■ WORK INSTRUCTIONS: Output, exactly and in full, the entries that appear below.

Stored entries:
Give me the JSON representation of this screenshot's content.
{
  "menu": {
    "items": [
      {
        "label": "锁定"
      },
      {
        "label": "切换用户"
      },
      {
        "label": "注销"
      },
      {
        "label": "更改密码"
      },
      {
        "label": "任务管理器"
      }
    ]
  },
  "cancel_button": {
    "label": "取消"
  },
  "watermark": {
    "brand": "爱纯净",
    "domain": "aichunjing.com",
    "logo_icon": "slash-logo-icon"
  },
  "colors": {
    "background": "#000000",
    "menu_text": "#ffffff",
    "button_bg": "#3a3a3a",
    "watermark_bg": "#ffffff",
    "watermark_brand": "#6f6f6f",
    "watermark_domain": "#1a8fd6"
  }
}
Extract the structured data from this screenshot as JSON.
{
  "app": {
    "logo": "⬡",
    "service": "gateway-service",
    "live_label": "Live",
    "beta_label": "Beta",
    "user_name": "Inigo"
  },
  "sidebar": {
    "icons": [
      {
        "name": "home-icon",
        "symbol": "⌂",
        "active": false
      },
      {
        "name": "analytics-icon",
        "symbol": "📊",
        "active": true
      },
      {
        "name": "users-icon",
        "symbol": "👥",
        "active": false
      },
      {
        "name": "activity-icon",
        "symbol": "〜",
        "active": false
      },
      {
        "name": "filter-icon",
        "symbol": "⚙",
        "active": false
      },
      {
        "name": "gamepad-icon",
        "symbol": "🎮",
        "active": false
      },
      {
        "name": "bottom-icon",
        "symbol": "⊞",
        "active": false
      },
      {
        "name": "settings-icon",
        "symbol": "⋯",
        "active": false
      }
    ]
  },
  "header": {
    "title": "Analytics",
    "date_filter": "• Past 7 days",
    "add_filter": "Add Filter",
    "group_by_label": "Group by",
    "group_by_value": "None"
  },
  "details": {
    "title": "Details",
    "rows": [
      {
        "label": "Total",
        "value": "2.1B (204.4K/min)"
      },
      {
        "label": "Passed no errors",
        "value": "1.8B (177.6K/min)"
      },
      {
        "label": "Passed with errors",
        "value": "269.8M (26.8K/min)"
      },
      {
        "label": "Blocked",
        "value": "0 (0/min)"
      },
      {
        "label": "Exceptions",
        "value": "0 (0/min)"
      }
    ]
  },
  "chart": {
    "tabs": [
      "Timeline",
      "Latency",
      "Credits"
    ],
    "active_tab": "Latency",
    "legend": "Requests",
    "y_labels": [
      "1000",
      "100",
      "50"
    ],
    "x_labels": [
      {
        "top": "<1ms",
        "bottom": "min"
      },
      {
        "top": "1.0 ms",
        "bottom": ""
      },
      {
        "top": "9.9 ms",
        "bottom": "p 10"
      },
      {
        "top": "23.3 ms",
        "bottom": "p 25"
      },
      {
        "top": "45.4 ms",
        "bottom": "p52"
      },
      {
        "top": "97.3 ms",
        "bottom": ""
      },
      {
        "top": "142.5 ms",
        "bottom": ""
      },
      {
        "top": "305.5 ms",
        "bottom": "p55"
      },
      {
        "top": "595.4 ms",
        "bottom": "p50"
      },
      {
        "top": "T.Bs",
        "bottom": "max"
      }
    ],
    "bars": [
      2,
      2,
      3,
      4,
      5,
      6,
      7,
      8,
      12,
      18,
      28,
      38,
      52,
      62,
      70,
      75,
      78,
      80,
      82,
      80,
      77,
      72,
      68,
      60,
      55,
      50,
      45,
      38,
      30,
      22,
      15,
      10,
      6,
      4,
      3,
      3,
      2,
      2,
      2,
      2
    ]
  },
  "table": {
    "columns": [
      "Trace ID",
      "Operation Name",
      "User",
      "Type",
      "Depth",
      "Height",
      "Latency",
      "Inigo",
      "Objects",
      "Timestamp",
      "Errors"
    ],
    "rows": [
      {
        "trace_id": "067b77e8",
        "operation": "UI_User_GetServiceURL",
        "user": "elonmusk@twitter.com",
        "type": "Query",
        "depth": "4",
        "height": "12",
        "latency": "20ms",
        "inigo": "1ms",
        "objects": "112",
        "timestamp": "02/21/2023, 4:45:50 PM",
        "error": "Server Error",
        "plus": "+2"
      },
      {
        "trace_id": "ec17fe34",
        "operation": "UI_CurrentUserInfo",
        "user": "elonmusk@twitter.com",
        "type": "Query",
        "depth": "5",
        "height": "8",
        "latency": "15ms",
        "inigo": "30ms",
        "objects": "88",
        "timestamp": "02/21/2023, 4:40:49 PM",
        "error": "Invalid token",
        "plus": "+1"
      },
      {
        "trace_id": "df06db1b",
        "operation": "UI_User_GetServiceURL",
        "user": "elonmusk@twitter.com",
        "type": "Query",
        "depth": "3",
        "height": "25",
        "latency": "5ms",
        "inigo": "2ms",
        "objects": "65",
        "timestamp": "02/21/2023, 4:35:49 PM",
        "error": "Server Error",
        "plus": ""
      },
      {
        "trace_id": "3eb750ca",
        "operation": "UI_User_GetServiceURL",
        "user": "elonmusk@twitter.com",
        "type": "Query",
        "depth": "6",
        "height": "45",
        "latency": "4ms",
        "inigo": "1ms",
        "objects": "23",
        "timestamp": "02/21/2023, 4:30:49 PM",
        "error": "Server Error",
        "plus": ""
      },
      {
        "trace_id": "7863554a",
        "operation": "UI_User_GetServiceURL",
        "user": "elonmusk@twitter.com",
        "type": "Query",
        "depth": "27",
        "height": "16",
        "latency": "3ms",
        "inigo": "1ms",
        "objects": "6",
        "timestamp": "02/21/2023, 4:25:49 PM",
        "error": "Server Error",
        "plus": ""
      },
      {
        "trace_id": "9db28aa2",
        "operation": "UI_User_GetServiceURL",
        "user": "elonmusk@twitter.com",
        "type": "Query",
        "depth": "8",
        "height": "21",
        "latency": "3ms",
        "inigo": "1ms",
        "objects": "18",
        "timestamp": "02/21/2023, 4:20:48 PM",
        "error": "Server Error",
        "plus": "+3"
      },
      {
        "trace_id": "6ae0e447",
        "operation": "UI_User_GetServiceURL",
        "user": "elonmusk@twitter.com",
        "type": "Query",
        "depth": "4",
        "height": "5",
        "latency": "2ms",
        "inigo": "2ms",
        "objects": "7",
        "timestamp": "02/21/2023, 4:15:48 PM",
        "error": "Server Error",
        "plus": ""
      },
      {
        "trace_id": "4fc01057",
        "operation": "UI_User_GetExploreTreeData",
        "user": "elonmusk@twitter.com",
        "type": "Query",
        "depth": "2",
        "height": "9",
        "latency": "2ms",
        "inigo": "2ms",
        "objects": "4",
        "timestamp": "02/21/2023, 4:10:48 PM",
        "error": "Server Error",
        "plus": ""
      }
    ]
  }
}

■ SOLUTION FOR THIS TASK:
Give me the JSON representation of this screenshot's content.
{
  "menu": {
    "items": [
      {
        "label": "锁定"
      },
      {
        "label": "切换用户"
      },
      {
        "label": "注销"
      },
      {
        "label": "更改密码"
      },
      {
        "label": "任务管理器"
      }
    ]
  },
  "cancel_button": {
    "label": "取消"
  },
  "watermark": {
    "brand": "爱纯净",
    "domain": "aichunjing.com",
    "logo_icon": "slash-logo-icon"
  },
  "colors": {
    "background": "#000000",
    "menu_text": "#ffffff",
    "button_bg": "#3a3a3a",
    "watermark_bg": "#ffffff",
    "watermark_brand": "#6f6f6f",
    "watermark_domain": "#1a8fd6"
  }
}
Extract the structured data from this screenshot as JSON.
{
  "app": {
    "logo": "⬡",
    "service": "gateway-service",
    "live_label": "Live",
    "beta_label": "Beta",
    "user_name": "Inigo"
  },
  "sidebar": {
    "icons": [
      {
        "name": "home-icon",
        "symbol": "⌂",
        "active": false
      },
      {
        "name": "analytics-icon",
        "symbol": "📊",
        "active": true
      },
      {
        "name": "users-icon",
        "symbol": "👥",
        "active": false
      },
      {
        "name": "activity-icon",
        "symbol": "〜",
        "active": false
      },
      {
        "name": "filter-icon",
        "symbol": "⚙",
        "active": false
      },
      {
        "name": "gamepad-icon",
        "symbol": "🎮",
        "active": false
      },
      {
        "name": "bottom-icon",
        "symbol": "⊞",
        "active": false
      },
      {
        "name": "settings-icon",
        "symbol": "⋯",
        "active": false
      }
    ]
  },
  "header": {
    "title": "Analytics",
    "date_filter": "• Past 7 days",
    "add_filter": "Add Filter",
    "group_by_label": "Group by",
    "group_by_value": "None"
  },
  "details": {
    "title": "Details",
    "rows": [
      {
        "label": "Total",
        "value": "2.1B (204.4K/min)"
      },
      {
        "label": "Passed no errors",
        "value": "1.8B (177.6K/min)"
      },
      {
        "label": "Passed with errors",
        "value": "269.8M (26.8K/min)"
      },
      {
        "label": "Blocked",
        "value": "0 (0/min)"
      },
      {
        "label": "Exceptions",
        "value": "0 (0/min)"
      }
    ]
  },
  "chart": {
    "tabs": [
      "Timeline",
      "Latency",
      "Credits"
    ],
    "active_tab": "Latency",
    "legend": "Requests",
    "y_labels": [
      "1000",
      "100",
      "50"
    ],
    "x_labels": [
      {
        "top": "<1ms",
        "bottom": "min"
      },
      {
        "top": "1.0 ms",
        "bottom": ""
      },
      {
        "top": "9.9 ms",
        "bottom": "p 10"
      },
      {
        "top": "23.3 ms",
        "bottom": "p 25"
      },
      {
        "top": "45.4 ms",
        "bottom": "p52"
      },
      {
        "top": "97.3 ms",
        "bottom": ""
      },
      {
        "top": "142.5 ms",
        "bottom": ""
      },
      {
        "top": "305.5 ms",
        "bottom": "p55"
      },
      {
        "top": "595.4 ms",
        "bottom": "p50"
      },
      {
        "top": "T.Bs",
        "bottom": "max"
      }
    ],
    "bars": [
      2,
      2,
      3,
      4,
      5,
      6,
      7,
      8,
      12,
      18,
      28,
      38,
      52,
      62,
      70,
      75,
      78,
      80,
      82,
      80,
      77,
      72,
      68,
      60,
      55,
      50,
      45,
      38,
      30,
      22,
      15,
      10,
      6,
      4,
      3,
      3,
      2,
      2,
      2,
      2
    ]
  },
  "table": {
    "columns": [
      "Trace ID",
      "Operation Name",
      "User",
      "Type",
      "Depth",
      "Height",
      "Latency",
      "Inigo",
      "Objects",
      "Timestamp",
      "Errors"
    ],
    "rows": [
      {
        "trace_id": "067b77e8",
        "operation": "UI_User_GetServiceURL",
        "user": "elonmusk@twitter.com",
        "type": "Query",
        "depth": "4",
        "height": "12",
        "latency": "20ms",
        "inigo": "1ms",
        "objects": "112",
        "timestamp": "02/21/2023, 4:45:50 PM",
        "error": "Server Error",
        "plus": "+2"
      },
      {
        "trace_id": "ec17fe34",
        "operation": "UI_CurrentUserInfo",
        "user": "elonmusk@twitter.com",
        "type": "Query",
        "depth": "5",
        "height": "8",
        "latency": "15ms",
        "inigo": "30ms",
        "objects": "88",
        "timestamp": "02/21/2023, 4:40:49 PM",
        "error": "Invalid token",
        "plus": "+1"
      },
      {
        "trace_id": "df06db1b",
        "operation": "UI_User_GetServiceURL",
        "user": "elonmusk@twitter.com",
        "type": "Query",
        "depth": "3",
        "height": "25",
        "latency": "5ms",
        "inigo": "2ms",
        "objects": "65",
        "timestamp": "02/21/2023, 4:35:49 PM",
        "error": "Server Error",
        "plus": ""
      },
      {
        "trace_id": "3eb750ca",
        "operation": "UI_User_GetServiceURL",
        "user": "elonmusk@twitter.com",
        "type": "Query",
        "depth": "6",
        "height": "45",
        "latency": "4ms",
        "inigo": "1ms",
        "objects": "23",
        "timestamp": "02/21/2023, 4:30:49 PM",
        "error": "Server Error",
        "plus": ""
      },
      {
        "trace_id": "7863554a",
        "operation": "UI_User_GetServiceURL",
        "user": "elonmusk@twitter.com",
        "type": "Query",
        "depth": "27",
        "height": "16",
        "latency": "3ms",
        "inigo": "1ms",
        "objects": "6",
        "timestamp": "02/21/2023, 4:25:49 PM",
        "error": "Server Error",
        "plus": ""
      },
      {
        "trace_id": "9db28aa2",
        "operation": "UI_User_GetServiceURL",
        "user": "elonmusk@twitter.com",
        "type": "Query",
        "depth": "8",
        "height": "21",
        "latency": "3ms",
        "inigo": "1ms",
        "objects": "18",
        "timestamp": "02/21/2023, 4:20:48 PM",
        "error": "Server Error",
        "plus": "+3"
      },
      {
        "trace_id": "6ae0e447",
        "operation": "UI_User_GetServiceURL",
        "user": "elonmusk@twitter.com",
        "type": "Query",
        "depth": "4",
        "height": "5",
        "latency": "2ms",
        "inigo": "2ms",
        "objects": "7",
        "timestamp": "02/21/2023, 4:15:48 PM",
        "error": "Server Error",
        "plus": ""
      },
      {
        "trace_id": "4fc01057",
        "operation": "UI_User_GetExploreTreeData",
        "user": "elonmusk@twitter.com",
        "type": "Query",
        "depth": "2",
        "height": "9",
        "latency": "2ms",
        "inigo": "2ms",
        "objects": "4",
        "timestamp": "02/21/2023, 4:10:48 PM",
        "error": "Server Error",
        "plus": ""
      }
    ]
  }
}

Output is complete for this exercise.